• **WHAT YOU HAVE TO DO**: In the entries below, some lines hold the string "header"; please say how many, giving the number and nothing else.

Web page and app entries
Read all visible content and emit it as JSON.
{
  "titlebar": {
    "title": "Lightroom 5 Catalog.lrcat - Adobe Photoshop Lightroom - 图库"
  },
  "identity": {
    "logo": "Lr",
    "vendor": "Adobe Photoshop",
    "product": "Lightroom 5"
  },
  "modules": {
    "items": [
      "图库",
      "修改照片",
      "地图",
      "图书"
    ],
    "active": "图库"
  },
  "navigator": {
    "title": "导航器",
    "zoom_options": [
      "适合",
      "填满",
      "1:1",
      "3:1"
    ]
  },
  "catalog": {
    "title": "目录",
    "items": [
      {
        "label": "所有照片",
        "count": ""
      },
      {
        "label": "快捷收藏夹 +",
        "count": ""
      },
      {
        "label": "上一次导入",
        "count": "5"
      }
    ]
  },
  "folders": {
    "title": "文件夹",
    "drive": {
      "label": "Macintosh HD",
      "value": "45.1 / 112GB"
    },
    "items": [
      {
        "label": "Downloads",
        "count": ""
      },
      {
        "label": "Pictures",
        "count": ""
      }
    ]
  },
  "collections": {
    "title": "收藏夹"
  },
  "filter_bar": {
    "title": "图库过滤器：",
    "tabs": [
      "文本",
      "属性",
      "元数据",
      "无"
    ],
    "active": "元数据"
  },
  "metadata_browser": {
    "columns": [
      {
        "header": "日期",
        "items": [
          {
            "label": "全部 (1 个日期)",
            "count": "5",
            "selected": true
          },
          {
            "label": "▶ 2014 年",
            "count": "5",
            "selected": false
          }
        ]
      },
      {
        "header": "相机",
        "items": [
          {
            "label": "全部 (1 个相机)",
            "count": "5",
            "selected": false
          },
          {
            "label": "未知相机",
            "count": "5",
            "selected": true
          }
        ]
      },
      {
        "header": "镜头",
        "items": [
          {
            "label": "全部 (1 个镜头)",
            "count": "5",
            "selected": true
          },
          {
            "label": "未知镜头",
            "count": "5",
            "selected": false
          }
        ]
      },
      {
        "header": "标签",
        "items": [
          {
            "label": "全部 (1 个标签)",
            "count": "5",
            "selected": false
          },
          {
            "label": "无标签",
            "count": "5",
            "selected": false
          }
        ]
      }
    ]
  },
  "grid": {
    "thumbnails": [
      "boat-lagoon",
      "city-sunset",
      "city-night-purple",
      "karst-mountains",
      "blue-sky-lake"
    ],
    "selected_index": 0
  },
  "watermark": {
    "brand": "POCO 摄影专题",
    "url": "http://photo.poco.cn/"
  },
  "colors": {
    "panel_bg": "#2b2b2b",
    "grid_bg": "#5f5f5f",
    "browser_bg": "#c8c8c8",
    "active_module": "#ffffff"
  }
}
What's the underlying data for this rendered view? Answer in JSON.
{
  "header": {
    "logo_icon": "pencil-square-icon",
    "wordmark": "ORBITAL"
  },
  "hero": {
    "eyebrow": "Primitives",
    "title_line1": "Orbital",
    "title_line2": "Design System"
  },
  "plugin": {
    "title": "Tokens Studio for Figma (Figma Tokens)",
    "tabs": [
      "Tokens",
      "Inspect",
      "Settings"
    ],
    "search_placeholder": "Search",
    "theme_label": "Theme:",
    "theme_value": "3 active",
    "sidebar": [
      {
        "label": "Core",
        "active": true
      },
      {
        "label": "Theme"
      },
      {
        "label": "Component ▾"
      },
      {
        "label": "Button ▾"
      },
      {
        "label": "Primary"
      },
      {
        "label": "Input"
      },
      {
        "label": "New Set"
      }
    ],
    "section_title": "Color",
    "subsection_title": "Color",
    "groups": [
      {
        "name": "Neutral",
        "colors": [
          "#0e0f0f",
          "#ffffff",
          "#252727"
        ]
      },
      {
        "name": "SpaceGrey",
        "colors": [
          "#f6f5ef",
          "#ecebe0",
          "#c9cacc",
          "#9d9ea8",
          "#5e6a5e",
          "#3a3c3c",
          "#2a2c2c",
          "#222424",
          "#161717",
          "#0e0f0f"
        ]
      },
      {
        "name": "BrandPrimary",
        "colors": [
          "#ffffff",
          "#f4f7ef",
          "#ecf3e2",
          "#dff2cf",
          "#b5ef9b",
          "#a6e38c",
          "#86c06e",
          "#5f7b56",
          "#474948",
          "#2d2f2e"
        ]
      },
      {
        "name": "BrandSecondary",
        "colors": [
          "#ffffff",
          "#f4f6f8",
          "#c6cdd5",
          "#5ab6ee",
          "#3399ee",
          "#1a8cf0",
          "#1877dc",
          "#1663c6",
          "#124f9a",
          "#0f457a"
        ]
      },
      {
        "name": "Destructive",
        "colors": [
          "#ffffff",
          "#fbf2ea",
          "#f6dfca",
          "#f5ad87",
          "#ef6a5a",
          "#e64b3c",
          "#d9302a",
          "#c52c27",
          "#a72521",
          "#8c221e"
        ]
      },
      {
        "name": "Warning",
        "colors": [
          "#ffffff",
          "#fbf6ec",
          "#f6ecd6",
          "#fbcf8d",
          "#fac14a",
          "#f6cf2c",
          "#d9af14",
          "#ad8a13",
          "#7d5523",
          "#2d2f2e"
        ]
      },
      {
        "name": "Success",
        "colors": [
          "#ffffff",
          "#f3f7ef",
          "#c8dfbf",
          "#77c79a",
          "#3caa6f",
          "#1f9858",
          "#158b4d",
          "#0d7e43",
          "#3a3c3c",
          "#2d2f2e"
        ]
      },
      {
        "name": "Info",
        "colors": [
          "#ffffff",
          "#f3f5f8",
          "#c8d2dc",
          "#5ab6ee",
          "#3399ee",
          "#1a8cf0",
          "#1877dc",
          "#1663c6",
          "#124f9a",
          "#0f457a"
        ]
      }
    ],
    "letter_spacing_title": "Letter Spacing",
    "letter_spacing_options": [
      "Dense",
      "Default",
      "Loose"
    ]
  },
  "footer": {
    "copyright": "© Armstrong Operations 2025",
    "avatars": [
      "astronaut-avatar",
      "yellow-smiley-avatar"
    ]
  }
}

• **EXERCISE ANSWER**: 5